- Goal of the exercise: Word for word, repeat the data; no picture should appear in the result.

- Data to process:
----------------------------------------

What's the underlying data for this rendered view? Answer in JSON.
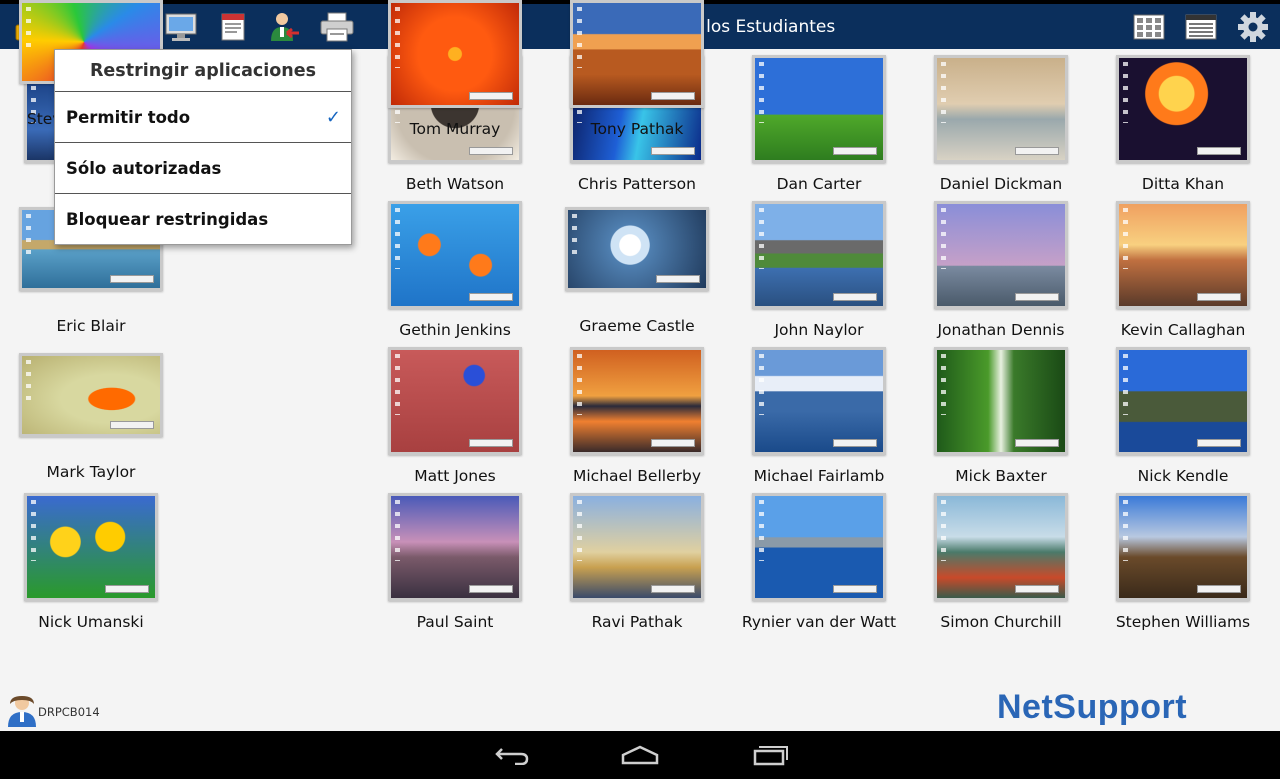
{
  "header": {
    "title": "Todos los Estudiantes",
    "left_icons": [
      "lock-icon",
      "window-icon",
      "globe-icon",
      "monitor-icon",
      "message-icon",
      "user-logout-icon",
      "printer-icon"
    ],
    "right_icons": [
      "thumbnail-grid-icon",
      "list-view-icon",
      "gear-icon"
    ]
  },
  "menu": {
    "title": "Restringir aplicaciones",
    "items": [
      {
        "label": "Permitir todo",
        "checked": true
      },
      {
        "label": "Sólo autorizadas",
        "checked": false
      },
      {
        "label": "Bloquear restringidas",
        "checked": false
      }
    ],
    "check": "✓"
  },
  "students": [
    {
      "name": "",
      "wallpaper": "moon-night"
    },
    {
      "name": "Beth Watson",
      "wallpaper": "dog-sepia"
    },
    {
      "name": "Chris Patterson",
      "wallpaper": "aurora-blue"
    },
    {
      "name": "Dan Carter",
      "wallpaper": "green-hill"
    },
    {
      "name": "Daniel Dickman",
      "wallpaper": "lake-boats"
    },
    {
      "name": "Ditta Khan",
      "wallpaper": "fireworks"
    },
    {
      "name": "Eric Blair",
      "wallpaper": "mountain-lake"
    },
    {
      "name": "Gethin Jenkins",
      "wallpaper": "orange-fish"
    },
    {
      "name": "Graeme Castle",
      "wallpaper": "dandelion"
    },
    {
      "name": "John Naylor",
      "wallpaper": "mountain-stream"
    },
    {
      "name": "Jonathan Dennis",
      "wallpaper": "stonehenge"
    },
    {
      "name": "Kevin Callaghan",
      "wallpaper": "sunset-rocks"
    },
    {
      "name": "Mark Taylor",
      "wallpaper": "orange-leaf"
    },
    {
      "name": "Matt Jones",
      "wallpaper": "red-wall-window"
    },
    {
      "name": "Michael Bellerby",
      "wallpaper": "orange-sunset"
    },
    {
      "name": "Michael Fairlamb",
      "wallpaper": "mountain-lake-blue"
    },
    {
      "name": "Mick Baxter",
      "wallpaper": "forest-waterfall"
    },
    {
      "name": "Nick Kendle",
      "wallpaper": "coastal-cliff"
    },
    {
      "name": "Nick Umanski",
      "wallpaper": "yellow-tulips"
    },
    {
      "name": "Paul Saint",
      "wallpaper": "lighthouse-dusk"
    },
    {
      "name": "Ravi Pathak",
      "wallpaper": "tower-bridge"
    },
    {
      "name": "Rynier van der Watt",
      "wallpaper": "harbour-city"
    },
    {
      "name": "Simon Churchill",
      "wallpaper": "misty-lake-canoe"
    },
    {
      "name": "Stephen Williams",
      "wallpaper": "baobab-trees"
    },
    {
      "name": "Steven Granville",
      "wallpaper": "hot-air-balloon"
    },
    {
      "name": "Tom Murray",
      "wallpaper": "orange-flower"
    },
    {
      "name": "Tony Pathak",
      "wallpaper": "desert-monument"
    }
  ],
  "footer": {
    "username": "DRPCB014",
    "logo": "NetSupport"
  },
  "navbar": {
    "buttons": [
      "back-icon",
      "home-icon",
      "recent-apps-icon"
    ]
  },
  "colors": {
    "toolbar": "#0b2f5c",
    "accent": "#1565c0",
    "logo": "#2a66b6"
  }
}
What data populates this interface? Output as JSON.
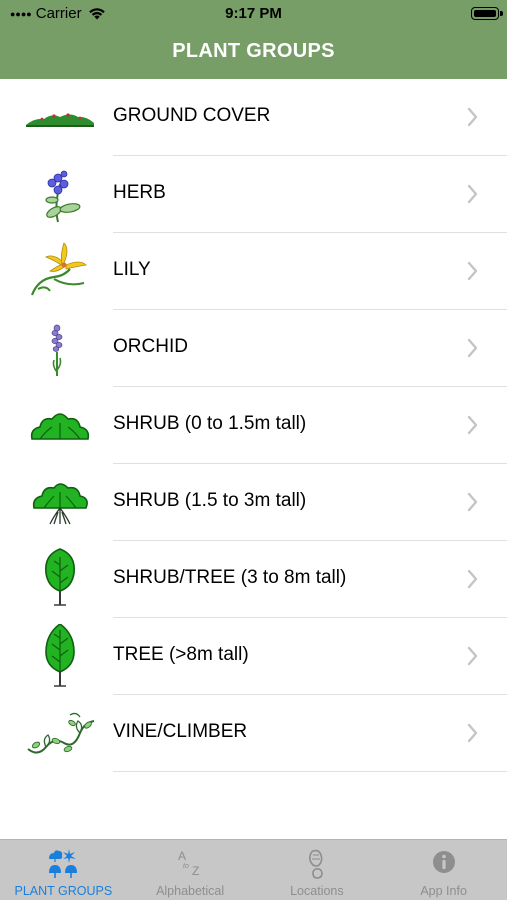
{
  "status_bar": {
    "carrier": "Carrier",
    "time": "9:17 PM"
  },
  "nav": {
    "title": "PLANT GROUPS",
    "background_color": "#789e68"
  },
  "plant_groups": [
    {
      "label": "GROUND COVER",
      "icon": "ground-cover-icon"
    },
    {
      "label": "HERB",
      "icon": "herb-icon"
    },
    {
      "label": "LILY",
      "icon": "lily-icon"
    },
    {
      "label": "ORCHID",
      "icon": "orchid-icon"
    },
    {
      "label": "SHRUB (0 to 1.5m tall)",
      "icon": "low-shrub-icon"
    },
    {
      "label": "SHRUB (1.5 to 3m tall)",
      "icon": "tall-shrub-icon"
    },
    {
      "label": "SHRUB/TREE (3 to 8m tall)",
      "icon": "shrub-tree-icon"
    },
    {
      "label": "TREE (>8m tall)",
      "icon": "tree-icon"
    },
    {
      "label": "VINE/CLIMBER",
      "icon": "vine-icon"
    }
  ],
  "tabbar": {
    "active_color": "#1a7fdc",
    "tabs": [
      {
        "label": "PLANT GROUPS",
        "icon": "plant-groups-tab-icon",
        "active": true
      },
      {
        "label": "Alphabetical",
        "icon": "alphabetical-tab-icon",
        "active": false
      },
      {
        "label": "Locations",
        "icon": "footprint-tab-icon",
        "active": false
      },
      {
        "label": "App Info",
        "icon": "info-tab-icon",
        "active": false
      }
    ]
  }
}
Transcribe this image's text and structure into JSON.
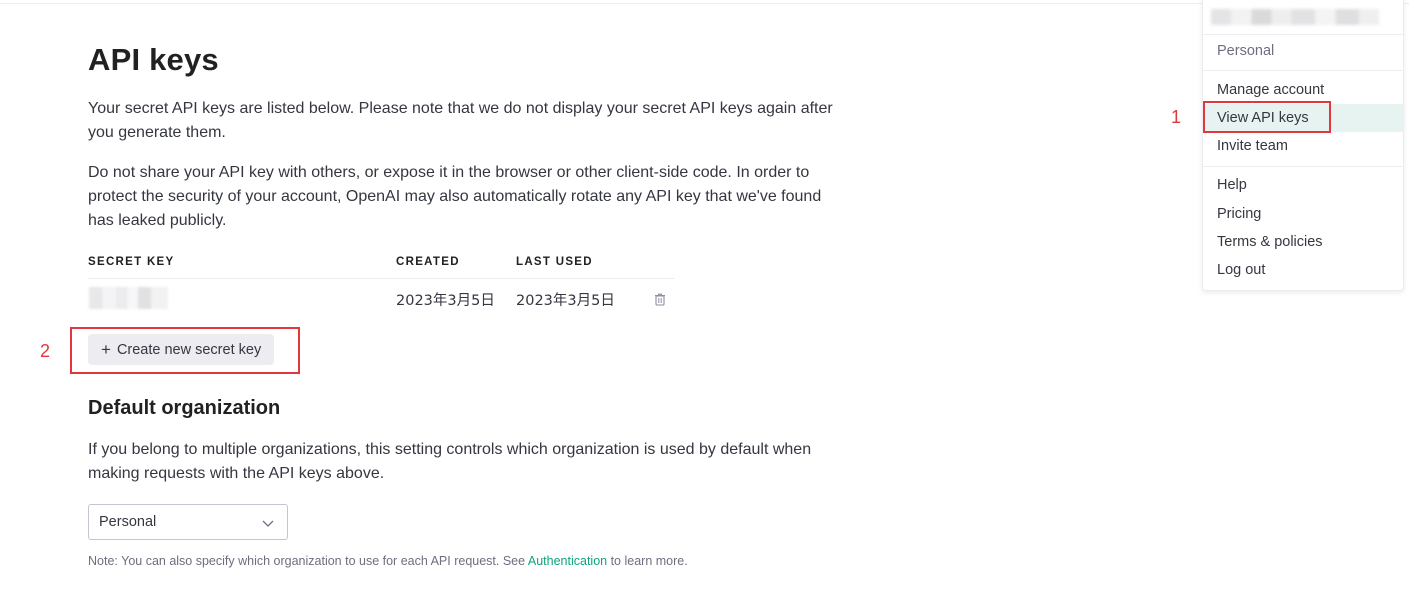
{
  "page": {
    "title": "API keys",
    "intro_1": "Your secret API keys are listed below. Please note that we do not display your secret API keys again after you generate them.",
    "intro_2": "Do not share your API key with others, or expose it in the browser or other client-side code. In order to protect the security of your account, OpenAI may also automatically rotate any API key that we've found has leaked publicly."
  },
  "keys_table": {
    "headers": [
      "SECRET KEY",
      "CREATED",
      "LAST USED"
    ],
    "rows": [
      {
        "created": "2023年3月5日",
        "last_used": "2023年3月5日",
        "action_icon": "trash-icon"
      }
    ]
  },
  "create_button": {
    "icon": "plus-icon",
    "label": "Create new secret key"
  },
  "default_org": {
    "heading": "Default organization",
    "description": "If you belong to multiple organizations, this setting controls which organization is used by default when making requests with the API keys above.",
    "selected": "Personal",
    "note_prefix": "Note: You can also specify which organization to use for each API request. See ",
    "note_link": "Authentication",
    "note_suffix": " to learn more."
  },
  "account_menu": {
    "org_label": "Personal",
    "items_group_1": [
      "Manage account",
      "View API keys",
      "Invite team"
    ],
    "items_group_2": [
      "Help",
      "Pricing",
      "Terms & policies",
      "Log out"
    ],
    "active_item": "View API keys"
  },
  "annotations": {
    "step_1": "1",
    "step_2": "2",
    "color": "#e0383e"
  },
  "colors": {
    "link": "#10a37f",
    "button_bg": "#ececf1",
    "active_item_bg": "#e7f3f1"
  }
}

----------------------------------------

- Your response:
What's the underlying data for this rendered view? Answer in JSON.
{
  "header": {
    "title": "Todos los Estudiantes",
    "left_icons": [
      "lock-icon",
      "window-icon",
      "globe-icon",
      "monitor-icon",
      "message-icon",
      "user-logout-icon",
      "printer-icon"
    ],
    "right_icons": [
      "thumbnail-grid-icon",
      "list-view-icon",
      "gear-icon"
    ]
  },
  "menu": {
    "title": "Restringir aplicaciones",
    "items": [
      {
        "label": "Permitir todo",
        "checked": true
      },
      {
        "label": "Sólo autorizadas",
        "checked": false
      },
      {
        "label": "Bloquear restringidas",
        "checked": false
      }
    ],
    "check": "✓"
  },
  "students": [
    {
      "name": "",
      "wallpaper": "moon-night"
    },
    {
      "name": "Beth Watson",
      "wallpaper": "dog-sepia"
    },
    {
      "name": "Chris Patterson",
      "wallpaper": "aurora-blue"
    },
    {
      "name": "Dan Carter",
      "wallpaper": "green-hill"
    },
    {
      "name": "Daniel Dickman",
      "wallpaper": "lake-boats"
    },
    {
      "name": "Ditta Khan",
      "wallpaper": "fireworks"
    },
    {
      "name": "Eric Blair",
      "wallpaper": "mountain-lake"
    },
    {
      "name": "Gethin Jenkins",
      "wallpaper": "orange-fish"
    },
    {
      "name": "Graeme Castle",
      "wallpaper": "dandelion"
    },
    {
      "name": "John Naylor",
      "wallpaper": "mountain-stream"
    },
    {
      "name": "Jonathan Dennis",
      "wallpaper": "stonehenge"
    },
    {
      "name": "Kevin Callaghan",
      "wallpaper": "sunset-rocks"
    },
    {
      "name": "Mark Taylor",
      "wallpaper": "orange-leaf"
    },
    {
      "name": "Matt Jones",
      "wallpaper": "red-wall-window"
    },
    {
      "name": "Michael Bellerby",
      "wallpaper": "orange-sunset"
    },
    {
      "name": "Michael Fairlamb",
      "wallpaper": "mountain-lake-blue"
    },
    {
      "name": "Mick Baxter",
      "wallpaper": "forest-waterfall"
    },
    {
      "name": "Nick Kendle",
      "wallpaper": "coastal-cliff"
    },
    {
      "name": "Nick Umanski",
      "wallpaper": "yellow-tulips"
    },
    {
      "name": "Paul Saint",
      "wallpaper": "lighthouse-dusk"
    },
    {
      "name": "Ravi Pathak",
      "wallpaper": "tower-bridge"
    },
    {
      "name": "Rynier van der Watt",
      "wallpaper": "harbour-city"
    },
    {
      "name": "Simon Churchill",
      "wallpaper": "misty-lake-canoe"
    },
    {
      "name": "Stephen Williams",
      "wallpaper": "baobab-trees"
    },
    {
      "name": "Steven Granville",
      "wallpaper": "hot-air-balloon"
    },
    {
      "name": "Tom Murray",
      "wallpaper": "orange-flower"
    },
    {
      "name": "Tony Pathak",
      "wallpaper": "desert-monument"
    }
  ],
  "footer": {
    "username": "DRPCB014",
    "logo": "NetSupport"
  },
  "navbar": {
    "buttons": [
      "back-icon",
      "home-icon",
      "recent-apps-icon"
    ]
  },
  "colors": {
    "toolbar": "#0b2f5c",
    "accent": "#1565c0",
    "logo": "#2a66b6"
  }
}
What data populates this interface? Output as JSON.
{
  "status_bar": {
    "carrier": "Carrier",
    "time": "9:17 PM"
  },
  "nav": {
    "title": "PLANT GROUPS",
    "background_color": "#789e68"
  },
  "plant_groups": [
    {
      "label": "GROUND COVER",
      "icon": "ground-cover-icon"
    },
    {
      "label": "HERB",
      "icon": "herb-icon"
    },
    {
      "label": "LILY",
      "icon": "lily-icon"
    },
    {
      "label": "ORCHID",
      "icon": "orchid-icon"
    },
    {
      "label": "SHRUB (0 to 1.5m tall)",
      "icon": "low-shrub-icon"
    },
    {
      "label": "SHRUB (1.5 to 3m tall)",
      "icon": "tall-shrub-icon"
    },
    {
      "label": "SHRUB/TREE (3 to 8m tall)",
      "icon": "shrub-tree-icon"
    },
    {
      "label": "TREE (>8m tall)",
      "icon": "tree-icon"
    },
    {
      "label": "VINE/CLIMBER",
      "icon": "vine-icon"
    }
  ],
  "tabbar": {
    "active_color": "#1a7fdc",
    "tabs": [
      {
        "label": "PLANT GROUPS",
        "icon": "plant-groups-tab-icon",
        "active": true
      },
      {
        "label": "Alphabetical",
        "icon": "alphabetical-tab-icon",
        "active": false
      },
      {
        "label": "Locations",
        "icon": "footprint-tab-icon",
        "active": false
      },
      {
        "label": "App Info",
        "icon": "info-tab-icon",
        "active": false
      }
    ]
  }
}
Transcribe this image's text and structure into JSON.
{
  "page": {
    "title": "API keys",
    "intro_1": "Your secret API keys are listed below. Please note that we do not display your secret API keys again after you generate them.",
    "intro_2": "Do not share your API key with others, or expose it in the browser or other client-side code. In order to protect the security of your account, OpenAI may also automatically rotate any API key that we've found has leaked publicly."
  },
  "keys_table": {
    "headers": [
      "SECRET KEY",
      "CREATED",
      "LAST USED"
    ],
    "rows": [
      {
        "created": "2023年3月5日",
        "last_used": "2023年3月5日",
        "action_icon": "trash-icon"
      }
    ]
  },
  "create_button": {
    "icon": "plus-icon",
    "label": "Create new secret key"
  },
  "default_org": {
    "heading": "Default organization",
    "description": "If you belong to multiple organizations, this setting controls which organization is used by default when making requests with the API keys above.",
    "selected": "Personal",
    "note_prefix": "Note: You can also specify which organization to use for each API request. See ",
    "note_link": "Authentication",
    "note_suffix": " to learn more."
  },
  "account_menu": {
    "org_label": "Personal",
    "items_group_1": [
      "Manage account",
      "View API keys",
      "Invite team"
    ],
    "items_group_2": [
      "Help",
      "Pricing",
      "Terms & policies",
      "Log out"
    ],
    "active_item": "View API keys"
  },
  "annotations": {
    "step_1": "1",
    "step_2": "2",
    "color": "#e0383e"
  },
  "colors": {
    "link": "#10a37f",
    "button_bg": "#ececf1",
    "active_item_bg": "#e7f3f1"
  }
}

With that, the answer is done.